May 26th, 2009
Important Note: None of this is official until the required NEPA documents are finalized and scoping process etc. is completed.
Public scoping will be relatively soon and we will need your help with another letter writing campaign.
FoWR will provide more specific details when available.
On May 20th 2009 Troy Mayr and Brent Ware (FoWR) with Darrell Vance and Yonni Schwartz (USFS) went on a field trip to Williamson Rock.
The purpose of this field trip was to discuss “on the ground” the USFS proposed measures including; the actual ‘new’ Long Trail approach, the critical habitat boundary, to give the USFS a tour of the the crag from a climber perspective and to show the USFS which crags were which (so they could reference the guidebook). On that note they were surprised at the level of “organization” at the crag, which they viewed positively, in that it made defining access much more precise.
We met at the Long Trail (East) parking lot.
Yonni and Darrell told us that the Short Trail will not work, primarily because it goes down right into the water / MYLF critical habitat (see previous post below). As a consequence the USFS indicated that the short trail and parking lot(s) will be completely closed and rehabbed.
The Long Trail parking lot will be improved and made the only option for approaching the crag. The USFS would also install a toilet at the trail head at the parking lot. The long trail is less than a mile long and will be a pleasant hike after the trail work is completed. We discussed signage requirements, potential locations and where the trail would access the crag (near the Ramblin Wall / Pyramid portion of the crag, far away from the stream). It will be essential for climbers to stay on the designated trail(s). The Long Trail would have to be modified in minor ways, the most significant of which is closing off all the alternatives such as the segment of the trail runs right above the pools.

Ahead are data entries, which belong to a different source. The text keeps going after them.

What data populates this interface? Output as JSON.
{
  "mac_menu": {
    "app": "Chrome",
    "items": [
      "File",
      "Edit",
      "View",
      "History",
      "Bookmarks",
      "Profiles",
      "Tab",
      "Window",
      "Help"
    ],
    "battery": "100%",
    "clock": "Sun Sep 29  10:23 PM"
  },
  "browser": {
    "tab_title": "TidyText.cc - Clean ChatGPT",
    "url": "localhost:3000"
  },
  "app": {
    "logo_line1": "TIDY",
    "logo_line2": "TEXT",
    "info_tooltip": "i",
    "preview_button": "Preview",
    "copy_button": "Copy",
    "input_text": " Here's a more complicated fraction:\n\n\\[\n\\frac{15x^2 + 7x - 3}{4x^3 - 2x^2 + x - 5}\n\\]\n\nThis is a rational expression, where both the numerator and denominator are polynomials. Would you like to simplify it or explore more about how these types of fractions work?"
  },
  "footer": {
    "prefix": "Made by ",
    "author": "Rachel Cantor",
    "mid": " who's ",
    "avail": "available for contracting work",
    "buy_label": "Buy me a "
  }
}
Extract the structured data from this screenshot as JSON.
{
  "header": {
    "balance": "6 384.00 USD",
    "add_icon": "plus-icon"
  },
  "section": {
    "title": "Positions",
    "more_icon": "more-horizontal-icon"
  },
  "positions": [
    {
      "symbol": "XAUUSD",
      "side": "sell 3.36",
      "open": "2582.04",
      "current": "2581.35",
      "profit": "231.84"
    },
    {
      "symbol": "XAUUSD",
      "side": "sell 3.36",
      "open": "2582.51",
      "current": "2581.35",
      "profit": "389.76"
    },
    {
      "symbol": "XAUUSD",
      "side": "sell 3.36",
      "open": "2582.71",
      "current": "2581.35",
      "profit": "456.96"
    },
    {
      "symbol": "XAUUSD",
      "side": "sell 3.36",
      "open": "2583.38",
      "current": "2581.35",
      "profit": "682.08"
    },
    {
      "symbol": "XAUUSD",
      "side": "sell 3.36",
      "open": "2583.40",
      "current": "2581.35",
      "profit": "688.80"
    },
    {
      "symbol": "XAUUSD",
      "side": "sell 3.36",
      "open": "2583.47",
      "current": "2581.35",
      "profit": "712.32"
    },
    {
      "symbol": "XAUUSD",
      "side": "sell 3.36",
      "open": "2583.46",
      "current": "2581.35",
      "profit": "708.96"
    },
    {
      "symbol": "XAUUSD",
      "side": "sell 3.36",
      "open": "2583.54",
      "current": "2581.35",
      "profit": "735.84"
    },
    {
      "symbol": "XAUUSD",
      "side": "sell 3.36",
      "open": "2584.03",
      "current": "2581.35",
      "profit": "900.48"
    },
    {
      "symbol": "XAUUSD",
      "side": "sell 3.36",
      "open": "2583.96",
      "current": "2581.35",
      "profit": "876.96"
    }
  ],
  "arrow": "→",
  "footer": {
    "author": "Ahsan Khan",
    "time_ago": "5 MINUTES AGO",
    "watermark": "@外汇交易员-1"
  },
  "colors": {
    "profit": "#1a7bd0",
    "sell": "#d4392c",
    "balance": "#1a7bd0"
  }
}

There will be no access to the stream corridor period. Also, no dogs will be allowed in the area.
Darrell and Yonni think that it should be possible to maintain access to all the upper crags, the Generation Wall, Secret Garden, etc. and mostly likely the lower area’s including the Waterfall Wall / Upper Head Wall and vicinity. We also discussed maintaining access to all the upper front side crags, including Voices Wall, Eagles Roost Buttress, Freezer Burn Wall etc., this would be achieved by “fencing off” the stream corridor (with some sort of barrier rustic / natural in appearance) to prevent people from going down to the stream in the area below the Waterfall Wall to the Voices Wall at the Mushroom Boulder. The bad news is that we would lose the London Wall, the Stream Wall, and all the climbs downstream of those as well as the Mushroom Boulder. Unfortunately a couple of the best crag in the area would be lost but that seems a small price to pay to protect the MYLF critical habitat and to gain access to the greater part of the crag.
The USFS would monitor activity at the crag, especially during peak times (weekends). It was also discussed that limited access would be granted initially, allowing for more as it was determined that the measures were effective. How this would be monitored is unclear at this point.
All in all the trip was a success and we hope that the resolution evolves more quickly as a result.
The view from the proposed long trail approach.